The companies have argued that the merger could help them better compete with Verizon and AT&T in deploying the next-generation wireless networks known as 5G.

The senators in the letter disputed this argument, writing that both T-Mobile and Sprint had previously announced individual plans to roll out their own 5G networks.

"T-Mobile’s and Sprint’s sudden claims that neither can create a competitive 5G network separately flies in the face of announcements, disclosures, and marketing to consumers and investors over the past two years," they wrote.

The letters are a bold message to regulators as T-Mobile and Spring ramp up their merger push. 

Rep. Anna EshooAnna Georges EshooOvernight Health Care — Presented by PCMA — Planned Parenthood ousts its president | Harris releases drug pricing plan | House Dem drug plan delayed until after recess Democratic chair: Medicare negotiating drug prices not moving before August House bill targets use of Pentagon networks for child pornography MORE (D-Calif.), a senior member of the House Energy and Commerce Committee, at the end of January released a letter with a bipartisan group of lawmakers lauding the proposed deal. The lawmakers, including six Republicans and six Democrats, wrote that they support T-Mobile and Sprint combining their "spectrum resources" to "deliver a more robust wireless broadband network for consumers."

The FCC and DOJ did not immediately respond to The Hill's requests for comment.

Legere recently pledged that T-Mobile and Sprint would not raise prices for consumers for at least three years.

"A three year rate lock is an inadequate short-term solution to the long-term structural problem that the merger will create," the senators wrote in the letters released Tuesday. "Only competitive market pressures can keep rates down over the long run, not temporary rate caps."
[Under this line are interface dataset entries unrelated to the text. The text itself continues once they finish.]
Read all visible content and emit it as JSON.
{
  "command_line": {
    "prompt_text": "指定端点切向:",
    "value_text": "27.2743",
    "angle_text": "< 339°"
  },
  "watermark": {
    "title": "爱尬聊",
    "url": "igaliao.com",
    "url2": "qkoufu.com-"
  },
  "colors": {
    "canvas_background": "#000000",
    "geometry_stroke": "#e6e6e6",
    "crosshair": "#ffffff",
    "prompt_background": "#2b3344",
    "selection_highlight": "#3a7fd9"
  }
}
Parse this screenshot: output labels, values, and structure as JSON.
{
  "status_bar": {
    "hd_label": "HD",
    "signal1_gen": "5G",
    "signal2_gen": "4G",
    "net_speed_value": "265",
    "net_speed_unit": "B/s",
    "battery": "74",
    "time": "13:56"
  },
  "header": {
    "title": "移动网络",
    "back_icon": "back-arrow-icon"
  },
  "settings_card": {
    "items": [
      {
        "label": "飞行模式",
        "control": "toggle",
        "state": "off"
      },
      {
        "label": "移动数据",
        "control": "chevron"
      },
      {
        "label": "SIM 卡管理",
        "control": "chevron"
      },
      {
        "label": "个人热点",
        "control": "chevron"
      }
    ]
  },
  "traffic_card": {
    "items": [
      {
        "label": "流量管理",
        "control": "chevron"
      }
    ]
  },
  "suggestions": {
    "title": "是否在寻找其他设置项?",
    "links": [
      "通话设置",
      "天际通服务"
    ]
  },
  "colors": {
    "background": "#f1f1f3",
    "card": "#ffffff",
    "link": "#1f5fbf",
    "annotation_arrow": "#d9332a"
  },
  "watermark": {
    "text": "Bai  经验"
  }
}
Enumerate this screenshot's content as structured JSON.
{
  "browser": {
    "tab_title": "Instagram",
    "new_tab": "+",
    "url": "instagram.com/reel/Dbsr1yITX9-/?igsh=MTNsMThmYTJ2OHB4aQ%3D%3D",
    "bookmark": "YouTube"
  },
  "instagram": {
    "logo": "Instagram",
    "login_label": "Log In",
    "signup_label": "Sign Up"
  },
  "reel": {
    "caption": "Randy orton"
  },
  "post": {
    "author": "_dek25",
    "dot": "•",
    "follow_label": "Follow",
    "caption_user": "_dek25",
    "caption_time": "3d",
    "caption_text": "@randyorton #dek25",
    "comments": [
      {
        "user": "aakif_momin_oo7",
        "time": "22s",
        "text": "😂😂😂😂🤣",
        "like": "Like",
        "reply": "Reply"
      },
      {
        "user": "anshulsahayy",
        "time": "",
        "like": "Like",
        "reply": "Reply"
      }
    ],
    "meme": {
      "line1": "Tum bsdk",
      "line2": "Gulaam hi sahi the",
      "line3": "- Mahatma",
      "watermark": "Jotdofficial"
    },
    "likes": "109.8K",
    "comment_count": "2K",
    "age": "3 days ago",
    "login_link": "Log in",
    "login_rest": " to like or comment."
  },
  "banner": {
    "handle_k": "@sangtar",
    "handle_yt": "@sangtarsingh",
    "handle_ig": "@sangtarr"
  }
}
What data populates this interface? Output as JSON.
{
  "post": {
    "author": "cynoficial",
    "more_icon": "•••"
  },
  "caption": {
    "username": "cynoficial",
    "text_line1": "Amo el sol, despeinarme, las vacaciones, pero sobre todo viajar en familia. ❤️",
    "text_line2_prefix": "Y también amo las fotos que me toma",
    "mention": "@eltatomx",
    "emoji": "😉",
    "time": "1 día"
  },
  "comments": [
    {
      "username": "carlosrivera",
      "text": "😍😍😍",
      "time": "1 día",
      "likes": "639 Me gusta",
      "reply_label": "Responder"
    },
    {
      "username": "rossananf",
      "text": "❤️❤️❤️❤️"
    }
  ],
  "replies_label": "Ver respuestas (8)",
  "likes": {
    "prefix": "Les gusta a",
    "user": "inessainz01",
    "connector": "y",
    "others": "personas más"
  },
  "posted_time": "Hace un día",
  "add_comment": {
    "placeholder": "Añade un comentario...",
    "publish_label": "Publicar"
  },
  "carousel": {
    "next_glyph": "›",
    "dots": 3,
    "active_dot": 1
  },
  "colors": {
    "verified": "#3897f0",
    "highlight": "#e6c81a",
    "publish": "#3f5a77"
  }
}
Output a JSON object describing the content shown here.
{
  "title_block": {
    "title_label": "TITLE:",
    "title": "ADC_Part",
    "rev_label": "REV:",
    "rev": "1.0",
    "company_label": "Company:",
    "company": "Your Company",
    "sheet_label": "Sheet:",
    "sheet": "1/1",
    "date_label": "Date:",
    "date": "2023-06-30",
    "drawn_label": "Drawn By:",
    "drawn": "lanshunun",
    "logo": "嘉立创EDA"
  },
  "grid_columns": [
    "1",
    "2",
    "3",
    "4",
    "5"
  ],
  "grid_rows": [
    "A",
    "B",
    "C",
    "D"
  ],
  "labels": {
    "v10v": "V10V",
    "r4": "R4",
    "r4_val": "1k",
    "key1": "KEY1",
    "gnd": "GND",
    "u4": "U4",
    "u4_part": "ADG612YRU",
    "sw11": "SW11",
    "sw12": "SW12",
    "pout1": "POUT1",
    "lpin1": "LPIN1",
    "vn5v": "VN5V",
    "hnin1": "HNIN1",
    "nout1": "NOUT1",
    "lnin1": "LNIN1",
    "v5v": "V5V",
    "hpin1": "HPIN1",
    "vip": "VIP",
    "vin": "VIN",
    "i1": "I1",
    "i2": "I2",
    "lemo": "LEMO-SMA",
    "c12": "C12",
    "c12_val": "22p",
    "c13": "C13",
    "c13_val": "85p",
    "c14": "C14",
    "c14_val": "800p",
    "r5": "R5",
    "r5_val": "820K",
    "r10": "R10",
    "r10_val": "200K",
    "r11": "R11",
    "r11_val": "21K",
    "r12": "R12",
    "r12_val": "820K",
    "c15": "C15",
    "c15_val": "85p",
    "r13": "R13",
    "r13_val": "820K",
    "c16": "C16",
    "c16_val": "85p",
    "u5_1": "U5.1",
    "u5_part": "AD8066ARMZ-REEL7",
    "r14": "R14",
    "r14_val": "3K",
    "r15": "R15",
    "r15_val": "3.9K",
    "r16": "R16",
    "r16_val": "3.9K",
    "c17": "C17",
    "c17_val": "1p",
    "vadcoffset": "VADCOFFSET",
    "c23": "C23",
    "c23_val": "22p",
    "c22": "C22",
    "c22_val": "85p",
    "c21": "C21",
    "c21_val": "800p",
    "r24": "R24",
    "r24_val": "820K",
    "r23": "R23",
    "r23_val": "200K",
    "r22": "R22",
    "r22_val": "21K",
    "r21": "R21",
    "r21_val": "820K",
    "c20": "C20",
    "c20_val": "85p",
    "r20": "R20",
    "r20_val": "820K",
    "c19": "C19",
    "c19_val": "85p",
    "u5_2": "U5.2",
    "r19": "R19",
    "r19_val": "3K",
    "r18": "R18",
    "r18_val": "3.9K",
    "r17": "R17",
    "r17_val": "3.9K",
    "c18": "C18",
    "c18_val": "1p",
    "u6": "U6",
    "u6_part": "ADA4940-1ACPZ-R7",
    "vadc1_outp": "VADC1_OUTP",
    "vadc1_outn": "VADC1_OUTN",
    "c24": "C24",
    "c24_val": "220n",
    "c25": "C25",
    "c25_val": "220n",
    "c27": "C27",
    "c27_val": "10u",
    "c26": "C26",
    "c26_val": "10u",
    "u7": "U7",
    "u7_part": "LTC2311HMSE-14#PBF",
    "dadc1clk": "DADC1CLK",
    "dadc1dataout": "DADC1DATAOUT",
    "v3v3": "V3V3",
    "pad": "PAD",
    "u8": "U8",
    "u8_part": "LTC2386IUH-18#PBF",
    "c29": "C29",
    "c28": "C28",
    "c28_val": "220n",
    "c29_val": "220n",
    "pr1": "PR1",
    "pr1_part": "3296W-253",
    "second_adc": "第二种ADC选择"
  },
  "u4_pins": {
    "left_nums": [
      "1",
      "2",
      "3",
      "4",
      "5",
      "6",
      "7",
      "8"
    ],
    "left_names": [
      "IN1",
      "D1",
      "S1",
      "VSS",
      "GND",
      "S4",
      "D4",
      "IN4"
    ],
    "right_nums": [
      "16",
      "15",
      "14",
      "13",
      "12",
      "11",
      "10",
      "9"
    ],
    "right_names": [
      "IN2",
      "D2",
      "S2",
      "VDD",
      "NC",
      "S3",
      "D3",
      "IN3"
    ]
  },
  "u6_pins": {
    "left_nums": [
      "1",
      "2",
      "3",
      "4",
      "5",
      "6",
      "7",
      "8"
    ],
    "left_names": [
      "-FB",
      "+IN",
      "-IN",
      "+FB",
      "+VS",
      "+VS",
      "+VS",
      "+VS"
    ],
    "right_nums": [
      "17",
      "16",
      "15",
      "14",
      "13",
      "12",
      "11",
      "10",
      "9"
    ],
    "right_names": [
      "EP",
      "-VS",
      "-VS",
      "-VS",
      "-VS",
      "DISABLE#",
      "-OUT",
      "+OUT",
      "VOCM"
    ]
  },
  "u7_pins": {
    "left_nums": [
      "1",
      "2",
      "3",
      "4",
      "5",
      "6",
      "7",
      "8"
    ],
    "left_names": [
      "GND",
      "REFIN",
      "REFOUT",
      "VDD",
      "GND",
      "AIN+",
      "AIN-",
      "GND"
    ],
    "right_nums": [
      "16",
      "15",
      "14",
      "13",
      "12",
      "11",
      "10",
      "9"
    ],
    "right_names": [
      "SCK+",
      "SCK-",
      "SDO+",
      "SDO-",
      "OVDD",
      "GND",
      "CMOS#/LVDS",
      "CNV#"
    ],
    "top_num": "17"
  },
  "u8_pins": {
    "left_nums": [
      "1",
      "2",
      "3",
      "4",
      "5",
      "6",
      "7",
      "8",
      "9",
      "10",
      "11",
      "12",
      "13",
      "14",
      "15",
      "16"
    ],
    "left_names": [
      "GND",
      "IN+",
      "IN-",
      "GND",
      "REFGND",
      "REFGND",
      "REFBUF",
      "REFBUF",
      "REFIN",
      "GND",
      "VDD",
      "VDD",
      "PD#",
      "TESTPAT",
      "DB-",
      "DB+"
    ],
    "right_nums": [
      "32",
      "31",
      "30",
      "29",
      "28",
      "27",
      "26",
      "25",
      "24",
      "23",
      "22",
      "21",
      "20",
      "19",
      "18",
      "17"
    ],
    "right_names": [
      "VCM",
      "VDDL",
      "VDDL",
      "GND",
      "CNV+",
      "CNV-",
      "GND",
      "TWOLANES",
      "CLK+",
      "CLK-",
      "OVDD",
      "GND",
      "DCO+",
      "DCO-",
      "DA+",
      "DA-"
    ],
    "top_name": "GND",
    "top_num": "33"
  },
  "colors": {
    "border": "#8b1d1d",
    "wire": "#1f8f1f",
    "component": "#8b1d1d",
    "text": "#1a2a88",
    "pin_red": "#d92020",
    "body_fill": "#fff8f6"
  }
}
"The bottom line is that no such commitments would be necessary if the Department of Justice blocks this merger and allows the market to continue disciplining consumer costs," they added.

Updated at 1:30 p.m.